Carol Suplicki

Carol Suplicki, 78, left, bowled her way to a score of 174 in the first day of the Wii Bowling Olympics at the North Oaks retirement community (August 8, 2012)

Now that Michael Phelps is out of the spotlight, some other Baltimore residents have been challenging themselves to their own series of competitions. At the North Oaks senior community in Pikesville, a four-day Wii bowling battle began Monday. While there will be no gold medals handed out, the winner is assured if plenty of glory.

Why Wii: Jill Meshey, fitness manager for the community, started weekly Wii bowling and golf events about a year ago. She says the seniors at the center tend to be active and participate in classes like aerobics and flexibility and balance. She thought they'd find the Wii video games fun. In honor of the Olympics, she set up this special tournament, with each participant playing once a day for four days in a row.

Their 'Miis': Meshey has set up all the regular Wii players with Miis — computer avatars. When they come to play a tournament, Meshey has the program all set up and ready to go. And the game, of course, keeps score for them.

The first round of play: Four players compete at a time.
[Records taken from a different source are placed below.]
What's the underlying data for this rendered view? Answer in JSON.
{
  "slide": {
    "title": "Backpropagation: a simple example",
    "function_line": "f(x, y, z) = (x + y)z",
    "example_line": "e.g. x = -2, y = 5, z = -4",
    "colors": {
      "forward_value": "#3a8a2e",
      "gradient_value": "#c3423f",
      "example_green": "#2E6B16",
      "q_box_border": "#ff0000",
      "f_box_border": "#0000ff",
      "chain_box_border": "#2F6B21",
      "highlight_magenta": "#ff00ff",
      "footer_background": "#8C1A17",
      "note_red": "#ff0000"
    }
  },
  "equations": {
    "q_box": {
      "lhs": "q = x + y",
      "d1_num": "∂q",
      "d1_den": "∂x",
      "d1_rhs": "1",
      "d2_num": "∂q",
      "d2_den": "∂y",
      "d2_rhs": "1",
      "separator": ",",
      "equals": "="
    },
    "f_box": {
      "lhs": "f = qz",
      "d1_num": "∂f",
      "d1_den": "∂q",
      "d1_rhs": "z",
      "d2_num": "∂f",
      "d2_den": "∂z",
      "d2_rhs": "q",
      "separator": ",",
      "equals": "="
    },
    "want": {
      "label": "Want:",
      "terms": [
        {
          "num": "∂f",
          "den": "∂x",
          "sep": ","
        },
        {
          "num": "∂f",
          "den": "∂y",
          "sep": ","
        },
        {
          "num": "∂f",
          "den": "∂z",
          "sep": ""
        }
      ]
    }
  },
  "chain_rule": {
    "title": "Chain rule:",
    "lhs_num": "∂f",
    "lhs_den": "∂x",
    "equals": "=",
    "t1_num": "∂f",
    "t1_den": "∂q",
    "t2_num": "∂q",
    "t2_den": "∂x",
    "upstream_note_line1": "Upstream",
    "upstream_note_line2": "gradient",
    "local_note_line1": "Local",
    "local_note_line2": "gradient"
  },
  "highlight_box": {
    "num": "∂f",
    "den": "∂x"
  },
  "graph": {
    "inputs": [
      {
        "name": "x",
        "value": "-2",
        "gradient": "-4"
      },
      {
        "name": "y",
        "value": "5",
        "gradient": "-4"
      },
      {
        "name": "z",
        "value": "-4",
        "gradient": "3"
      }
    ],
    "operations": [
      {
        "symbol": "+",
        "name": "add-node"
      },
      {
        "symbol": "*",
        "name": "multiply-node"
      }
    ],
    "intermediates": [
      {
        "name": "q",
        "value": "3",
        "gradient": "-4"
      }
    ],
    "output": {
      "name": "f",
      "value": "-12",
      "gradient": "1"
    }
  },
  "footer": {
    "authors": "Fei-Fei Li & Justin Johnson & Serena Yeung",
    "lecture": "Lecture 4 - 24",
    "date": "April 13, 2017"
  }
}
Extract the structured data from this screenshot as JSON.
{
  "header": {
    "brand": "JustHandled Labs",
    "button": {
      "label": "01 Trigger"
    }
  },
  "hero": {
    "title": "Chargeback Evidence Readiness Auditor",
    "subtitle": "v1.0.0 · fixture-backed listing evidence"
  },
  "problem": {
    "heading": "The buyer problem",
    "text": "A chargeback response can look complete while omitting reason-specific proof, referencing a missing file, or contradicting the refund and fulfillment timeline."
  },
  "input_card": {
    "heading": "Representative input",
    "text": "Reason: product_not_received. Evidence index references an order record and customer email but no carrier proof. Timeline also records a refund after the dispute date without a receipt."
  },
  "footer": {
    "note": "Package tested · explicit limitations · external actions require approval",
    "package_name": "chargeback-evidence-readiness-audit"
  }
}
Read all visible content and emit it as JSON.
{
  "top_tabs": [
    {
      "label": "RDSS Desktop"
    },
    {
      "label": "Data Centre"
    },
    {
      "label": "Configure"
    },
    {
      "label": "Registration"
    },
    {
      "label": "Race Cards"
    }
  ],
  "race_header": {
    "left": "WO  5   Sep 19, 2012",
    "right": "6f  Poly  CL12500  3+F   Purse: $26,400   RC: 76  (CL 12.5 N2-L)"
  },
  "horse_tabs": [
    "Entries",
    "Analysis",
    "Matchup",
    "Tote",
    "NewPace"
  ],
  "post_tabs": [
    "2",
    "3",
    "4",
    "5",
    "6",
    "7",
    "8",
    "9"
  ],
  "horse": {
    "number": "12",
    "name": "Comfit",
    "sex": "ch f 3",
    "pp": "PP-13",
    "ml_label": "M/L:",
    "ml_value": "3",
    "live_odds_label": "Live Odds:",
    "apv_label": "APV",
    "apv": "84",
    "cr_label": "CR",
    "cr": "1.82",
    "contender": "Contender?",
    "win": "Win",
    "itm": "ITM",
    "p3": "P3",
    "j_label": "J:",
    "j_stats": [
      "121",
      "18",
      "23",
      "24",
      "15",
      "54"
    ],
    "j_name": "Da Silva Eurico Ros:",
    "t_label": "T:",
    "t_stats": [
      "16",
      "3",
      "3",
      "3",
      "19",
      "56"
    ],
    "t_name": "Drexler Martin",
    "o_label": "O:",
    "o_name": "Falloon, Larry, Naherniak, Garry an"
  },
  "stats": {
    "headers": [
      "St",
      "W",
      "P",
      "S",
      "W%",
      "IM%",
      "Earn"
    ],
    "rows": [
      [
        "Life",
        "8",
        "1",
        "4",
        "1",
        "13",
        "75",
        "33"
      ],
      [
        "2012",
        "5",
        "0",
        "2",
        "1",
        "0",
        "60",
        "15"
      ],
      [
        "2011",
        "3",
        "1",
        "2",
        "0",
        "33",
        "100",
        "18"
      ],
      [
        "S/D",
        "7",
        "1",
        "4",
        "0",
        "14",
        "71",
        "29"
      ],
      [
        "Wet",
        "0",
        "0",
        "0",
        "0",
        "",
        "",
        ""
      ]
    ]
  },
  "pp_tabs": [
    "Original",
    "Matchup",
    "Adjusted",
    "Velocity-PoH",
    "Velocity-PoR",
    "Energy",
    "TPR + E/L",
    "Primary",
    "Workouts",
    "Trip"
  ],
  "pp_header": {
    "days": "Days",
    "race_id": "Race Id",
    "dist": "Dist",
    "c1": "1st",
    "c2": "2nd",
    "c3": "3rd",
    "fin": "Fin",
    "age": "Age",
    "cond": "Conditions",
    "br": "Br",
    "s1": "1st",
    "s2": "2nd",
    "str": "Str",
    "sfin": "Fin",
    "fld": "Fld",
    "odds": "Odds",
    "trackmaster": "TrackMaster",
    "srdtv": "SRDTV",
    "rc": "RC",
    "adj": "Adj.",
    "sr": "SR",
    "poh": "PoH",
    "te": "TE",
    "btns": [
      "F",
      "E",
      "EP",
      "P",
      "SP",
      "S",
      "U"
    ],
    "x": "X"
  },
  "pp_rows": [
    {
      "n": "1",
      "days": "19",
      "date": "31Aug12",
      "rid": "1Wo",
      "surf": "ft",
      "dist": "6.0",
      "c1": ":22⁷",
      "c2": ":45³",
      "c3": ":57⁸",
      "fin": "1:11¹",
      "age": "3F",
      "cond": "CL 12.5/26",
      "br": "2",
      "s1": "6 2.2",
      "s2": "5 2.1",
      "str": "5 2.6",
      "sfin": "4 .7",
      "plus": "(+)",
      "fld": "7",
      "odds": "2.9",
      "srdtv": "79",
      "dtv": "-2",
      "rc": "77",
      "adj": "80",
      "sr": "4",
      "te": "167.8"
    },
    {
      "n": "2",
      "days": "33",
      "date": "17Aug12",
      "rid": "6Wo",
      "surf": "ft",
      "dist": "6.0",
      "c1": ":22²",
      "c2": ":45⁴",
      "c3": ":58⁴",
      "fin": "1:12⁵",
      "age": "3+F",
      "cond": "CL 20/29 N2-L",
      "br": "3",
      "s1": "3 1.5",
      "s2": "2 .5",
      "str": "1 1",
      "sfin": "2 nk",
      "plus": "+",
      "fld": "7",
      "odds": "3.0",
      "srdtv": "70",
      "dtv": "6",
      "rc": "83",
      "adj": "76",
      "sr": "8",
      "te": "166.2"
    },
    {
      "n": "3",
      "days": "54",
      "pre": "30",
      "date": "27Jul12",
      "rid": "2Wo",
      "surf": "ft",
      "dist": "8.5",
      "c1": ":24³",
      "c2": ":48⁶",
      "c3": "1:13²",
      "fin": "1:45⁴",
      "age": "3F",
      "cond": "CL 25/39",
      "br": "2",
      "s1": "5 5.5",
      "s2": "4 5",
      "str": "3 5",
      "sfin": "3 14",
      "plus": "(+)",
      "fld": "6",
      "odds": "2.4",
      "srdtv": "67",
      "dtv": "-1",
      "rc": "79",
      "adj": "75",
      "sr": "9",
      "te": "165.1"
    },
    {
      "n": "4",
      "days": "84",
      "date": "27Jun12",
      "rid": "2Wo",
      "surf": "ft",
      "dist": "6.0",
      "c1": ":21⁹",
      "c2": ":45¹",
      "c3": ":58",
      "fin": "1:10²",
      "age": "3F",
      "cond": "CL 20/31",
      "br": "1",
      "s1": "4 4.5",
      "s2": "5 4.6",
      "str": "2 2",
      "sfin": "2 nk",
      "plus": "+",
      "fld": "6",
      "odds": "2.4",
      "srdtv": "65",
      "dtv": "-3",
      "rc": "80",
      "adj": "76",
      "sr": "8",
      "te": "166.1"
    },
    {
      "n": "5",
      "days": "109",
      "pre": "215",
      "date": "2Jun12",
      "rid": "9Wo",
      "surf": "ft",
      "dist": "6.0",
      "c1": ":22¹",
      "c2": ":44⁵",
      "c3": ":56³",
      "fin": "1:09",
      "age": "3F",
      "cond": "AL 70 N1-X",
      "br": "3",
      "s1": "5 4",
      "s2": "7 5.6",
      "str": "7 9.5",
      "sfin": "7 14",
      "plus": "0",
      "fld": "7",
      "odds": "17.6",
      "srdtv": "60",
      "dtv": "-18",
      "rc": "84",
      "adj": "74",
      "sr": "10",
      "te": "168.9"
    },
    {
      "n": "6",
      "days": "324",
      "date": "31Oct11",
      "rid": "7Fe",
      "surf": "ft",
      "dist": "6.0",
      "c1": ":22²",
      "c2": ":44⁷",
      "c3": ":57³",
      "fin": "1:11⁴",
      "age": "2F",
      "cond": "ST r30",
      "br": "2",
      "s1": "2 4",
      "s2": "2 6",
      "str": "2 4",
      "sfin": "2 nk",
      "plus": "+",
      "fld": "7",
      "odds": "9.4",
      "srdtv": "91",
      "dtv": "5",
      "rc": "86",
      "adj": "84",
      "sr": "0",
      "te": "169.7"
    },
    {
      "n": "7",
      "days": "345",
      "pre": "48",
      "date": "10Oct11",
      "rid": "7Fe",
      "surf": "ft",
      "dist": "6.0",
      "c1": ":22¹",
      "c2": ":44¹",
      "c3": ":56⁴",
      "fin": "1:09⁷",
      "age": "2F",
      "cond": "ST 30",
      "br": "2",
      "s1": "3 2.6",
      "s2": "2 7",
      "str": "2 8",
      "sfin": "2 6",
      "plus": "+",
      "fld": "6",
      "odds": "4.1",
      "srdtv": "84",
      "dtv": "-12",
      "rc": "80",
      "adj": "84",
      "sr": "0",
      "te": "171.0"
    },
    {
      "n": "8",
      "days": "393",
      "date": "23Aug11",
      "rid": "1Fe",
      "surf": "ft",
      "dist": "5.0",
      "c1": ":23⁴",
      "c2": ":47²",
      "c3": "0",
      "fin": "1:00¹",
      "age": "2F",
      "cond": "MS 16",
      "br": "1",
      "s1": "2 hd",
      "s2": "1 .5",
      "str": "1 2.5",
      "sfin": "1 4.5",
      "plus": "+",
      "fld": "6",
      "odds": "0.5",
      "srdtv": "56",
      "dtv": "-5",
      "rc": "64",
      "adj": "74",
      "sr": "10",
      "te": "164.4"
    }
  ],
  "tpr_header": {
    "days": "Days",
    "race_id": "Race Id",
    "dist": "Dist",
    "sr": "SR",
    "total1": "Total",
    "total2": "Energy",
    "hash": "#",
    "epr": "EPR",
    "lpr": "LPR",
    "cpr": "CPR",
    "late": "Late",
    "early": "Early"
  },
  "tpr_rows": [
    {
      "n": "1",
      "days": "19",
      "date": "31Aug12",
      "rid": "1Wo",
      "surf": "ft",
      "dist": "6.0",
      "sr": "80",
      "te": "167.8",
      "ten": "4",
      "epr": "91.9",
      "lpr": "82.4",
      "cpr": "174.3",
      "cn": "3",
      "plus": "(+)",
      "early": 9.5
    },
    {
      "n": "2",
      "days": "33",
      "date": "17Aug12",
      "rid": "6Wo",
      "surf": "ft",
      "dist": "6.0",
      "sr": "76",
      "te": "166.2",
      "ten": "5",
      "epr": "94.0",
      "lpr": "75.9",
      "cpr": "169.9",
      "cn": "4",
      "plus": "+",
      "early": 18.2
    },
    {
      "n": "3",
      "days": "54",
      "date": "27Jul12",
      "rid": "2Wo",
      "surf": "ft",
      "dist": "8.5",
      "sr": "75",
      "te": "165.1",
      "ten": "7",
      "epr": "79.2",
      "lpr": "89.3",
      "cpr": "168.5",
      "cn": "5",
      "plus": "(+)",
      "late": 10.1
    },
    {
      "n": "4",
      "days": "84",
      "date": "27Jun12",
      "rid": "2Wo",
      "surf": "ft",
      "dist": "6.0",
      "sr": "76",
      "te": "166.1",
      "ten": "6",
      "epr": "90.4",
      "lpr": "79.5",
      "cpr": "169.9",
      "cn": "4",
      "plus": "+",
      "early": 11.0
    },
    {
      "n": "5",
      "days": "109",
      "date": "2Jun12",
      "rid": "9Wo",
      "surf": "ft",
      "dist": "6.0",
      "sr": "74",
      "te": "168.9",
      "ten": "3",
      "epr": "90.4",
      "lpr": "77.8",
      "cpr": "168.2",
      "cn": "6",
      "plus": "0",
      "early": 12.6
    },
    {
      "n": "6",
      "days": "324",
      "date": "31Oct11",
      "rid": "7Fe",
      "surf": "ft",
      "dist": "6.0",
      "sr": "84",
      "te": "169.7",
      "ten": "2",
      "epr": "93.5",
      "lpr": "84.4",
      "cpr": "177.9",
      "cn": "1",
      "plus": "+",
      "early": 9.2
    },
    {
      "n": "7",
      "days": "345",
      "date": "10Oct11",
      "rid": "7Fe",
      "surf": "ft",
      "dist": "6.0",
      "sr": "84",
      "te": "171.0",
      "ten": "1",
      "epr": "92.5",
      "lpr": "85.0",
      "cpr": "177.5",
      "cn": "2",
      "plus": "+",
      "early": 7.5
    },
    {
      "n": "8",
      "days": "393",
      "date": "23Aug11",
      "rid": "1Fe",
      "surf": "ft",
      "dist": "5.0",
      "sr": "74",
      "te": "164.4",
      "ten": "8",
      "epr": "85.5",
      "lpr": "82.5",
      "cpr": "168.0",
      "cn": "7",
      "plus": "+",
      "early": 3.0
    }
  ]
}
Kicking off the series were Goldie Scheinberg, Lottie Steinberg, Lynn Perlin and Carol Suplicki, all bowling fans. "I love bowling," said Scheinberg. "I love exercise in general." Steinberg says she used to be in a league and even had her own bowling ball. Perlin and Suplicki, who are sisters, say Wii is fun — they participate in the weekly Wii golf matches, too, although Suplicki says, "In golf, we're terrible." Given the level of play in the bowling tournament, that's a bit hard to believe. Plenty of strikes and spares were met with applause while the occasional split always got a supportive "nice try." In the end, Scheinberg was unstoppable, ending with a whopping 192 points. "She's a ringer," said Steinberg.

If you have a group that meets regularly to exercise, tell us about it so we can feature you in our Health & Style pages. We'll want basic information about your group (how often you meet, number of people in the group, what you do and why you do it), as well as a photo if you have one. Send to cmallette@baltsun.com or Catherine Mallette, Features, The Baltimore Sun, 501 N. Calvert St., Baltimore 21201.